Ernest Gaines was one of the first authors to attempt to present African American history from the perspective of a black person. Until the 1970’s, when it became popular to capture the lifestyle and dialect of the average black American in such novels as Alex Haley’s Roots (1976), it was difficult to find fiction that presented African American history from the common person’s perspective, especially from the perspective of a black woman. In The Autobiography of Miss Jane Pittman, Gaines uses the framing device of a history teacher who tape-records an interview. Although Miss Jane is actually a fictional character, she is based on the women who lived on the southern Louisiana plantation on which Gaines was raised. The novel depicts southern Louisiana plantation life, the dialect of the people, and history of the area accurately. Gaines, who was working as an English professor and not as a history teacher, accomplishes the fictional history teacher’s goal of teaching black history more accurately through presenting it from the black perspective. The framing device is designed to make Miss Jane seem more real and make her autobiography more believable. It is not really important that she is fictional because her story is not fictional. Black women and men lived through the racism, hard labor, and poverty described in the novel. Thus, as the fictitious editor states in the introduction, “Miss Jane’s story is all of their stories, and their stories are Miss Jane’s.”

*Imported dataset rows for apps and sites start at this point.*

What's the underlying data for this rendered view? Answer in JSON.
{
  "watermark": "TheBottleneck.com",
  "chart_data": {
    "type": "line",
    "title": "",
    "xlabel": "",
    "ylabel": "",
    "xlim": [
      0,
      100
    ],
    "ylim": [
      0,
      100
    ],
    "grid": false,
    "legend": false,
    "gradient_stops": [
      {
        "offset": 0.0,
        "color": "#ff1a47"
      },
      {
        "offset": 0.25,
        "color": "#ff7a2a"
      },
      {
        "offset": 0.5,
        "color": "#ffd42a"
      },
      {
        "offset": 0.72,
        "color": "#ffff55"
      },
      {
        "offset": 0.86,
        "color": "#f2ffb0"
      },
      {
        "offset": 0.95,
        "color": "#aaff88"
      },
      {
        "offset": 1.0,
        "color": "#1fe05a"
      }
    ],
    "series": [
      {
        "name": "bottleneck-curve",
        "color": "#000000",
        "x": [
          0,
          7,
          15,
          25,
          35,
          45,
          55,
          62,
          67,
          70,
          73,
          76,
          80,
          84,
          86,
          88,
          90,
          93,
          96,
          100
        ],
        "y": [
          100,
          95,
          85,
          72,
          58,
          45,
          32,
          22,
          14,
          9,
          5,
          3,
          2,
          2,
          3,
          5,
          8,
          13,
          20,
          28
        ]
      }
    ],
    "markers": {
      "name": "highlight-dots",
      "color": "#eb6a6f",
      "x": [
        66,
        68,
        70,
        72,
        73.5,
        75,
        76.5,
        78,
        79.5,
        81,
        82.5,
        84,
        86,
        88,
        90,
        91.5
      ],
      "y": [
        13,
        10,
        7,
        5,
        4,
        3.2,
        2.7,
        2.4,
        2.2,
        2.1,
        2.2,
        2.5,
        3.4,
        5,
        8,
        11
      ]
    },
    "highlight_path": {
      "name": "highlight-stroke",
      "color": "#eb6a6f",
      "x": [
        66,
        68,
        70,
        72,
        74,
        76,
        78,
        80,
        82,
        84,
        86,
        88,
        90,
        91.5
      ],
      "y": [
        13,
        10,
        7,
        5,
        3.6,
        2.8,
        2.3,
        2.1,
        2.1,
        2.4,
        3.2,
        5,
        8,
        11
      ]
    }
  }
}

In addition to re-creating a more personal depiction of African American history from a poor black woman’s perspective, The Autobiography of Miss Jane Pittman also establishes two important themes: the determination and pride of African Americans in the face of seemingly unconquerable racism and the destructive effects of racism on all of society, including whites. Throughout the novel Miss Jane is a proud individual who has the courage to face the consequences of standing up for herself and for others in a racist society. She endures a harsh whipping as a young adolescent in order to reject her slave name, and as a ninety-year-old woman stands up to her white employer and landlord, risking the loss of her home, source of income, and perhaps even her life in order to partake in a demonstration against segregation. Although Miss Jane clearly suffers in the novel, she and other blacks are not the only people who suffer from racial discrimination and social and legal segregation. The white plantation owner’s son Tee Bob is deprived of a loving and productive marriage to a beautiful and intelligent woman simply because she is part black. He decides killing himself is a better alternative than living by the hypocritical standards of his father and his father’s society.
Another important detail in the novel is the naming of Miss Jane. One way former slaves declared their independence from slavery and rejected the subservient status associated with slave names was by giving themselves new names. In the novel, former slaves decide to rename themselves after Frederick Douglass, Abraham Lincoln, and other abolitionists or Union soldiers who helped them obtain their freedom. Miss Jane not only names herself after a Yankee corporal who first acknowledges her worth as an individual by telling her to reject her slave name, but she also is referred to as Miss, which connotes her dignity as a lady. The Autobiography of Miss Jane Pittman is revolutionary in its presentation of a black woman who is a realistic, multidimensional individual who cannot be classified as a stereotype.